In an earlier Digressions... article I wrote about the bias of Odds & Evens based on the combinations of players' number selections. What I missed was to examine the permutations of number selections. Perhaps if I studied that, the game would work out evenly?

Let's count.

1 2 3 4 5
1 E O E O E
2 O E O E O
3 E O E O E
4 O E O E O
5 E O E O E

The Odds player wins 12 out of 25 permutations.
The Evens player wins 13 out of 25 permutations.

So Odds & Evens still looks biased for the Evens player? Not quite.

Look at the above table. It assumes that both players randomly put out a number. If that's true then yes, the Evens player has an advantage, 52-48. But what if one player doesn't put out a number randomly? If the Evens player always plays an odd number while the Odds player puts out a number at random, the Evens advantage is 3 out of 5, or 60-40! If the Odds player always plays an even number while the Evens player puts out a number at random, the Odds advantage is also 60-40.

So a possible tactic is if Evens, always play an odd number; if Odds, always play an even number.

But what if both players follow this tactic, do the advantages cancel out and it reverts to a 50-50 advantage? NO! The Odds player wins 100% of the time!

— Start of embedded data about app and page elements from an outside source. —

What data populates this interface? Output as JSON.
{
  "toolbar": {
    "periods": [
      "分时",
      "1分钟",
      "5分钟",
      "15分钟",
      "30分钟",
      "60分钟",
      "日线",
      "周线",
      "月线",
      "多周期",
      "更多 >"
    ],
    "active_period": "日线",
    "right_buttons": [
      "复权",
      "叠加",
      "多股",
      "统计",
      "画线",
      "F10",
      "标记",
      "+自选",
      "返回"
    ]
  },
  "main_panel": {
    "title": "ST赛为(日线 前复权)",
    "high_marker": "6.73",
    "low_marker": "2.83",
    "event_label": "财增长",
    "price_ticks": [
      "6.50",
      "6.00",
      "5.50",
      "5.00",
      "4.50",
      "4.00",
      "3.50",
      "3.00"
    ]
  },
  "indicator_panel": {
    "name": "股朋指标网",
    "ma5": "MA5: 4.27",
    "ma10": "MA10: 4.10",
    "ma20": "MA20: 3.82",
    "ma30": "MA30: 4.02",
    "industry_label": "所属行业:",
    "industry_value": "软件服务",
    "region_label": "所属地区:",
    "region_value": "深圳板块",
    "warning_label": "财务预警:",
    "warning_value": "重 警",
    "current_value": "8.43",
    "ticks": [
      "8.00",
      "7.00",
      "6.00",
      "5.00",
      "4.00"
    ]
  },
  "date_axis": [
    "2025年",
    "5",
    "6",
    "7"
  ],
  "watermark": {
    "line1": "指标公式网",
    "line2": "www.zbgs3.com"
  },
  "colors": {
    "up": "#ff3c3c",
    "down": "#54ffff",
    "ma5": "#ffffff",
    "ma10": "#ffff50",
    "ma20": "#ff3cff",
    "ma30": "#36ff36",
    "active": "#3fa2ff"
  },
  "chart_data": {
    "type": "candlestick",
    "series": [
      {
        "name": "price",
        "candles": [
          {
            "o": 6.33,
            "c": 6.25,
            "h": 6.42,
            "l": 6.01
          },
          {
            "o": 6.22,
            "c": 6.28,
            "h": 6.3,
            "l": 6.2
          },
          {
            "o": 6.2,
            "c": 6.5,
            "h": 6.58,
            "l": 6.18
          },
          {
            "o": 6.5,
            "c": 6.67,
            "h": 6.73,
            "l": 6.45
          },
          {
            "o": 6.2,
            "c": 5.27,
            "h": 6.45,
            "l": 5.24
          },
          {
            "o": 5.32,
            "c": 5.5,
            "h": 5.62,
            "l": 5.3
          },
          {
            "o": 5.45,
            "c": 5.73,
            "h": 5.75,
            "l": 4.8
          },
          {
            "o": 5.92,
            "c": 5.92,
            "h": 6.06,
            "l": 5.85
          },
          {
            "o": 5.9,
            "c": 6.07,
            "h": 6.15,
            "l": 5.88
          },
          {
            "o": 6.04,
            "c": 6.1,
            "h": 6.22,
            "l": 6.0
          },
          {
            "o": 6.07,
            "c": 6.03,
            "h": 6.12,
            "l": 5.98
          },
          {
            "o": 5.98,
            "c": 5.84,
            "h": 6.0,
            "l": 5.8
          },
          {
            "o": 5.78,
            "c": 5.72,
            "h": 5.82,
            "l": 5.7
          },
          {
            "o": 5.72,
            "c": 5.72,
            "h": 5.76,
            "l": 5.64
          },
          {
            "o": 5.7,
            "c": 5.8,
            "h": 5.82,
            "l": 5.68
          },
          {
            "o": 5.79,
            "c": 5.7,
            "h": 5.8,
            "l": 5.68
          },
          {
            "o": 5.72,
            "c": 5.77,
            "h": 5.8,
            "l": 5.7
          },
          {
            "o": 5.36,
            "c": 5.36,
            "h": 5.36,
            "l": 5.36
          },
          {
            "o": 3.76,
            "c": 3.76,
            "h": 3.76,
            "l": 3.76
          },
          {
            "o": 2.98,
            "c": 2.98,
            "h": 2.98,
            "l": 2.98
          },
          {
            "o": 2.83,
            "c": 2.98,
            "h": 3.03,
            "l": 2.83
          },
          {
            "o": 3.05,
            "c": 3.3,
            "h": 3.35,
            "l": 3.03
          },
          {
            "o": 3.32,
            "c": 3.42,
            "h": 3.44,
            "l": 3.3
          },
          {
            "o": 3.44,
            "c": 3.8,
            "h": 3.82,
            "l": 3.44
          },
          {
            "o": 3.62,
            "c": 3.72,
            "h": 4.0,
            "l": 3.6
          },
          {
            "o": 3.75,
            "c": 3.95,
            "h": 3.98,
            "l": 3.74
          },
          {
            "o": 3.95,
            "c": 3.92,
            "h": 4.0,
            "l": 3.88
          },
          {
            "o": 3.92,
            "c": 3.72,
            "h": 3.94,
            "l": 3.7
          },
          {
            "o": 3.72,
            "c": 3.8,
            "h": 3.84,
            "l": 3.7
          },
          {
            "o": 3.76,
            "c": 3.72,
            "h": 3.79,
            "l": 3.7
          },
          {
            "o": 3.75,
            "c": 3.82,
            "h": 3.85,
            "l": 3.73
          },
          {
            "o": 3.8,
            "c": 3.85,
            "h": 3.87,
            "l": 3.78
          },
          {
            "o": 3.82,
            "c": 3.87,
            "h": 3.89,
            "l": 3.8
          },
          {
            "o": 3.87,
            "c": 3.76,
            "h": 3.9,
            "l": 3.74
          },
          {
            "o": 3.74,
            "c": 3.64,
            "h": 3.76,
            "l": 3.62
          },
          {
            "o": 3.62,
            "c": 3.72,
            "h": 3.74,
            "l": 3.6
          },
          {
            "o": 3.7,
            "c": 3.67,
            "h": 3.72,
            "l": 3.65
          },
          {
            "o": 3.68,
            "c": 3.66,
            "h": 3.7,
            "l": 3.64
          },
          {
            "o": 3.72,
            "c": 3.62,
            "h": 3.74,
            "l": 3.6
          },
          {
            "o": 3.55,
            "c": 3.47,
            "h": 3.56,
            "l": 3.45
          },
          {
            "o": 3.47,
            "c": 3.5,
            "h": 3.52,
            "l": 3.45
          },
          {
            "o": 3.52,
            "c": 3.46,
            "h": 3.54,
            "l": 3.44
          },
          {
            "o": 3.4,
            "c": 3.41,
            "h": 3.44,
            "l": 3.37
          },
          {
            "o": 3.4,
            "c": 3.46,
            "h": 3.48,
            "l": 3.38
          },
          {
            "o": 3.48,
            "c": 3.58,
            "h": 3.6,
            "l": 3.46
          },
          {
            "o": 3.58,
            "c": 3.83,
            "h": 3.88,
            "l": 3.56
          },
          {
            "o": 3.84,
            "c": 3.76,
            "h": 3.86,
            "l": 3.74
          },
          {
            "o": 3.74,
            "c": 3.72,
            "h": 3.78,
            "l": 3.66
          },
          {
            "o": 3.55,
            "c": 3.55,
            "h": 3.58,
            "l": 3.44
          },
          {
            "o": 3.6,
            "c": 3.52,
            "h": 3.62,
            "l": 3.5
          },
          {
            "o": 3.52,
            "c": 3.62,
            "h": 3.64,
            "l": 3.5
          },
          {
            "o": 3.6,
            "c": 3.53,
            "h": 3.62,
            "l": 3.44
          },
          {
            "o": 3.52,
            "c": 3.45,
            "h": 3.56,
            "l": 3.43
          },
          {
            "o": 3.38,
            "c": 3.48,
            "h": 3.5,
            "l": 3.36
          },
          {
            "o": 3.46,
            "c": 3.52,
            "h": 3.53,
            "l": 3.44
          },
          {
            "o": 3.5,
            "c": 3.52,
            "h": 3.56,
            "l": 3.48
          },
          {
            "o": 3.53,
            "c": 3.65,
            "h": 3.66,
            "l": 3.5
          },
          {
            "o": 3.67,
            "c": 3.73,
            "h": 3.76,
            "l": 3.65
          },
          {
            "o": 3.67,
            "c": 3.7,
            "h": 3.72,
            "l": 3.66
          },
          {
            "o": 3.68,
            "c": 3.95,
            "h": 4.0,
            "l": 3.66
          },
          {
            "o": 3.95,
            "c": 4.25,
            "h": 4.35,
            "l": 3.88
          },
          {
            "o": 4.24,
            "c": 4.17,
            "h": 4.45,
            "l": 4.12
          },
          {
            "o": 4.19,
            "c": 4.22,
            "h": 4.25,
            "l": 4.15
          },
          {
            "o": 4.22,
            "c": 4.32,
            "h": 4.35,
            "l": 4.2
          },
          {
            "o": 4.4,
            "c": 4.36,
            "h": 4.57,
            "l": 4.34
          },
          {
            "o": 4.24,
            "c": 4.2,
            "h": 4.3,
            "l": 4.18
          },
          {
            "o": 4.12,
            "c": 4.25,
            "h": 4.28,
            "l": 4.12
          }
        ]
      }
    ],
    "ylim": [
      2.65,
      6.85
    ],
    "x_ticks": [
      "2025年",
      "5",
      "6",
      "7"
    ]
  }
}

Recall, if an even number and an odd number are added, the result is always odd. This is what happens if both the Evens and Odds players follow the above tactic.

The strategy of Odds & Evens should therefore be to always pick Odds and always play even numbers.

Maybe it's just better to flip a coin. [GRIN!]